■ **Work instructions**
Using the records that follow, work out the number of lines with the word "Accounts" in them; reply with that number only.

■ **Data extract**
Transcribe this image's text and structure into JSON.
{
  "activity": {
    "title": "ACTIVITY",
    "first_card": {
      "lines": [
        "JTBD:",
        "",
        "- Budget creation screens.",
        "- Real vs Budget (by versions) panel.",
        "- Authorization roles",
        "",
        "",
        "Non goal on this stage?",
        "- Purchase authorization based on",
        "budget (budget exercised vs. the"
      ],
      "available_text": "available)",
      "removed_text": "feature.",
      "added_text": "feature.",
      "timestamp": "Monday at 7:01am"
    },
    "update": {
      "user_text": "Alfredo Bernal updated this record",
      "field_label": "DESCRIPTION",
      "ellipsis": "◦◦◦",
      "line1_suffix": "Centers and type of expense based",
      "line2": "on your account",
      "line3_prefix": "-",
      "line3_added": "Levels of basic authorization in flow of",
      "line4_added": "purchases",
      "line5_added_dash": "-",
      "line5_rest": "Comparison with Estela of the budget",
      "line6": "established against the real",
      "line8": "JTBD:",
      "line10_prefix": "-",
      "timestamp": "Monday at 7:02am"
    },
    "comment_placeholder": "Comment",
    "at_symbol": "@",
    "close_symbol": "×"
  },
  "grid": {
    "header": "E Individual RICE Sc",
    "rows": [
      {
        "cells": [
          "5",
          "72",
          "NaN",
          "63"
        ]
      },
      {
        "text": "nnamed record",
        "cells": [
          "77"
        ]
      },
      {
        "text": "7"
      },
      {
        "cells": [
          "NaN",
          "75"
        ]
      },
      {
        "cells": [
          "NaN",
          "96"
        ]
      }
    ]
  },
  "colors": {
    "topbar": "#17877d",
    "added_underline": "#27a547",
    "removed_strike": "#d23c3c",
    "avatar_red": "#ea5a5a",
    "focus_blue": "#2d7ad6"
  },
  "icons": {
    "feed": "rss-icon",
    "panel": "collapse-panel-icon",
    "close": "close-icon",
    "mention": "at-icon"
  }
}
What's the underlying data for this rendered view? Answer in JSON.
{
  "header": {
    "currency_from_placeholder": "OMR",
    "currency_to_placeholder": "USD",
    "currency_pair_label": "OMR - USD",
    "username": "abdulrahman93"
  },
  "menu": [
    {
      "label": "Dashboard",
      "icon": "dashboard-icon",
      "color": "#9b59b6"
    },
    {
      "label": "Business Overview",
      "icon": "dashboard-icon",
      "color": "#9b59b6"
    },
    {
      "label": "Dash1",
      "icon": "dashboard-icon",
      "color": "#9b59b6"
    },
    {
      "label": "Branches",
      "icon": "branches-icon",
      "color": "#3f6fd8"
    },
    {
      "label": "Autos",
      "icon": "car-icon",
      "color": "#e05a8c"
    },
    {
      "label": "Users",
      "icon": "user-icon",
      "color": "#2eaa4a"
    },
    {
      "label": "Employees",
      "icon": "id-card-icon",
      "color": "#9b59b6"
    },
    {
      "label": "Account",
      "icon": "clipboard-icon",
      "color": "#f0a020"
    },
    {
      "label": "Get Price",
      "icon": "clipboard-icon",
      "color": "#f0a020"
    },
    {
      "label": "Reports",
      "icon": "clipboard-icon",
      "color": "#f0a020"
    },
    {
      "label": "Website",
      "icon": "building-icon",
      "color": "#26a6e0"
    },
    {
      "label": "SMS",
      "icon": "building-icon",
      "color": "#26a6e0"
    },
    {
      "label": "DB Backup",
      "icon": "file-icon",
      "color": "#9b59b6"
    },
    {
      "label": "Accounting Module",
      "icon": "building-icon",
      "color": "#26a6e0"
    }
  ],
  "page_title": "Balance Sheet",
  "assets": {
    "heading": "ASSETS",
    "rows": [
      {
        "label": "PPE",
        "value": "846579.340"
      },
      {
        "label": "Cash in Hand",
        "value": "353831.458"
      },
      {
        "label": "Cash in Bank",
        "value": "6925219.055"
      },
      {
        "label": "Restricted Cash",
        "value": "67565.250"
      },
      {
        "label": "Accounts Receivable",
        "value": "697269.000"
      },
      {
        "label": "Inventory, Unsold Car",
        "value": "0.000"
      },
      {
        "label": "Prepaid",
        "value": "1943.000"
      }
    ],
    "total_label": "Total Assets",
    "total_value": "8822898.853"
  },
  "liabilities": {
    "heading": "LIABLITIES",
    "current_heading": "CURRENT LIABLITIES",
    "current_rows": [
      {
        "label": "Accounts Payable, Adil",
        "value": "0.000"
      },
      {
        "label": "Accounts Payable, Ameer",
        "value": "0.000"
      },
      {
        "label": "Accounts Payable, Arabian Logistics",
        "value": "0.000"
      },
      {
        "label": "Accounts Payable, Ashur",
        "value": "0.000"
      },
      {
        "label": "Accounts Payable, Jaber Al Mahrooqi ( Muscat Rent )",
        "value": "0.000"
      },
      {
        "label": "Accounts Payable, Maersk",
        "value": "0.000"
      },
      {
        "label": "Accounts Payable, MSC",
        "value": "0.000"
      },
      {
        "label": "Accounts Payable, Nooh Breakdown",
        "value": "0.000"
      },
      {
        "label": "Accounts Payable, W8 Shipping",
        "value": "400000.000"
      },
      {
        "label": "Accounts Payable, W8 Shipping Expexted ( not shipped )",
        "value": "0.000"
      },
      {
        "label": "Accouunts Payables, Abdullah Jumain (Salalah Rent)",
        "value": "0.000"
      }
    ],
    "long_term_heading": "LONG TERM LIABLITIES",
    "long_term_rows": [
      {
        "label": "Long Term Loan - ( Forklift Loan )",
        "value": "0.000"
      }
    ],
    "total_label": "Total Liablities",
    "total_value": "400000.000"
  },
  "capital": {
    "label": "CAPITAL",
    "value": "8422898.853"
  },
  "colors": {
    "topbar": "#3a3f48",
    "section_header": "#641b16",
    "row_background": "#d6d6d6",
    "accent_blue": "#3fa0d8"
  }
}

■ **Expected output**
11